As in the previous section, it is important to note here that media_list is in reality defined in the MediaBase() object, not in Person, as Person inherits from MediaBase. So, the unpack method must take this entire inheritence tree into account. This must be designed cleverly, allowing for the multiple inheritence available in gen.lib. Ideas?? We would want to avoid that adding a field means we need to edit all inheriting objects because the unpack needs to change everywhere. Well, not that big deal probably, because present un/serialize does it already like that. Probably, it is advantageous to use a construct:


This needs to be designed cleverly because we want really fast __init__ and assign. Looking at the present serialize in eg Address:

  def serialize(self):
       Convert the object to a serialized tuple of data.
       return (PrivacyBase.serialize(self),
   def unserialize(self, data):
       Convert a serialized tuple of data to an object.
       (privacy, source_list, note_list, date, location) = data
       PrivacyBase.unserialize(self, privacy)
       SourceBase.unserialize(self, source_list)
       NoteBase.unserialize(self, note_list)
       DateBase.unserialize(self, date)
       LocationBase.unserialize(self, location)
       return self

In the worst case unpack needs to work likewise.

getters and setters

The typical get and set methods in gen.lib would be deprecated. For 3.3 it would print a Deprecated warning, for 3.4 they should be completely removed.

bsddb get_raw methods

The get_raw_person_data and friends methods would become private/protected to the bsddb. They should not be used outside gen.db, so the code in the models will no longer depend on it, allowing for a backend based on another bsddb schema or another database


The advantages of this approach are:

  • the delayed access is behind the scenes, and via a standard easy to understand mechanism. The hard part of obtaining data is all in the db code in gen.db, and the engine code for a db in gen.lib.
  • we can move more freely to another database schema. This might be several things: add bsddb tables, or use an sql backend. Upgrade of bsddb could even be done while supporting still normal read of the old bsddb layout (so without expensive upgrade before you can access the data). The only thing that would be needed is write a new engine for the new schema. As an example, suppose we add type tables to store all used custom types, then this change to bsddb can be done without influence on how gen.lib works. In the present setup serialize/unserialize must be changed.
  • In the future, the engine could be used for more advanced stuff. Eg, doing Person().obtain(name="McDonald") could be implemented.
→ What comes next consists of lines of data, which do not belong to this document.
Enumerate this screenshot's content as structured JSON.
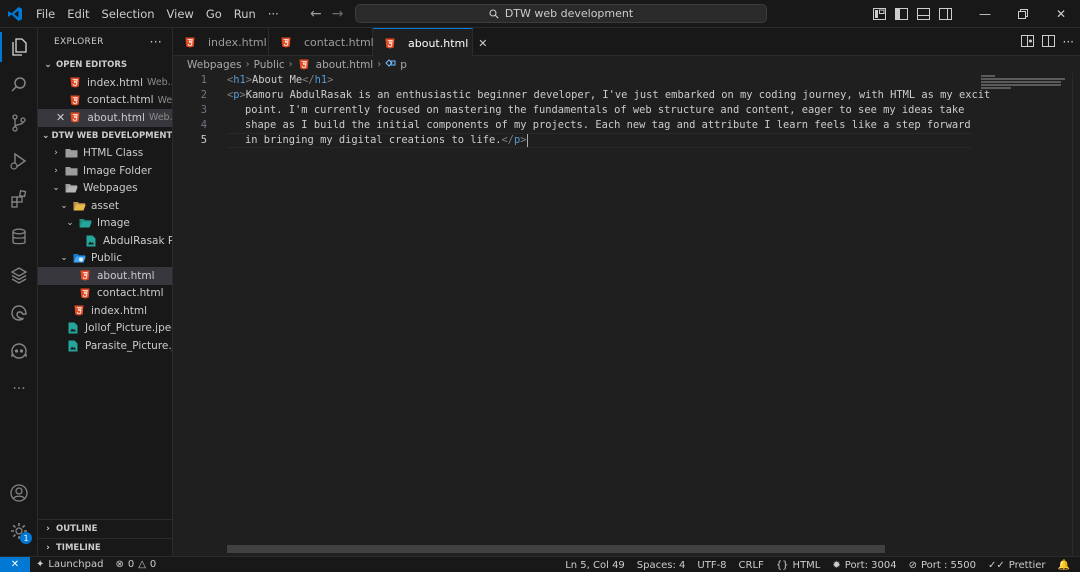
{
  "menu": [
    "File",
    "Edit",
    "Selection",
    "View",
    "Go",
    "Run",
    "···"
  ],
  "command_center": {
    "text": "DTW web development"
  },
  "explorer": {
    "title": "EXPLORER",
    "more": "···",
    "open_editors_title": "OPEN EDITORS",
    "open_editors": [
      {
        "name": "index.html",
        "desc": "Web..."
      },
      {
        "name": "contact.html",
        "desc": "We..."
      },
      {
        "name": "about.html",
        "desc": "Web..."
      }
    ],
    "project_title": "DTW WEB DEVELOPMENT",
    "tree": [
      {
        "name": "HTML Class"
      },
      {
        "name": "Image Folder"
      },
      {
        "name": "Webpages"
      },
      {
        "name": "asset"
      },
      {
        "name": "Image"
      },
      {
        "name": "AbdulRasak P..."
      },
      {
        "name": "Public"
      },
      {
        "name": "about.html"
      },
      {
        "name": "contact.html"
      },
      {
        "name": "index.html"
      },
      {
        "name": "Jollof_Picture.jpeg"
      },
      {
        "name": "Parasite_Picture.jp..."
      }
    ],
    "outline": "OUTLINE",
    "timeline": "TIMELINE"
  },
  "tabs": [
    {
      "label": "index.html"
    },
    {
      "label": "contact.html"
    },
    {
      "label": "about.html"
    }
  ],
  "breadcrumbs": [
    "Webpages",
    "Public",
    "about.html",
    "p"
  ],
  "code": {
    "line_numbers": [
      "1",
      "2",
      "3",
      "4",
      "5"
    ],
    "l1_open": "<",
    "l1_tag": "h1",
    "l1_close": ">",
    "l1_text": "About Me",
    "l1_end_open": "</",
    "l1_end_tag": "h1",
    "l1_end_close": ">",
    "l2_open": "<",
    "l2_tag": "p",
    "l2_close": ">",
    "l2_text": "Kamoru AbdulRasak is an enthusiastic beginner developer, I've just embarked on my coding journey, with HTML as my excit",
    "l3_text": "point. I'm currently focused on mastering the fundamentals of web structure and content, eager to see my ideas take",
    "l4_text": "shape as I build the initial components of my projects. Each new tag and attribute I learn feels like a step forward",
    "l5_text": "in bringing my digital creations to life.",
    "l5_end_open": "</",
    "l5_end_tag": "p",
    "l5_end_close": ">"
  },
  "status": {
    "remote": "✕",
    "launchpad": "Launchpad",
    "errors": "0",
    "warnings": "0",
    "position": "Ln 5, Col 49",
    "spaces": "Spaces: 4",
    "encoding": "UTF-8",
    "eol": "CRLF",
    "language": "HTML",
    "port1": "Port: 3004",
    "port2": "Port : 5500",
    "prettier": "Prettier"
  },
  "colors": {
    "accent": "#0078d4",
    "html_icon": "#e44d26",
    "folder": "#c09553",
    "image_icon": "#26a69a",
    "tag": "#569cd6"
  }
}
In that case, obtain accesses the engine and does the query. Note that this is not the aim of the change, it is just a remark that this is a possibility.


  1. - mailing list discussion
  2. - Lazy experiment (patch)
  3. - Blog post discussing ideas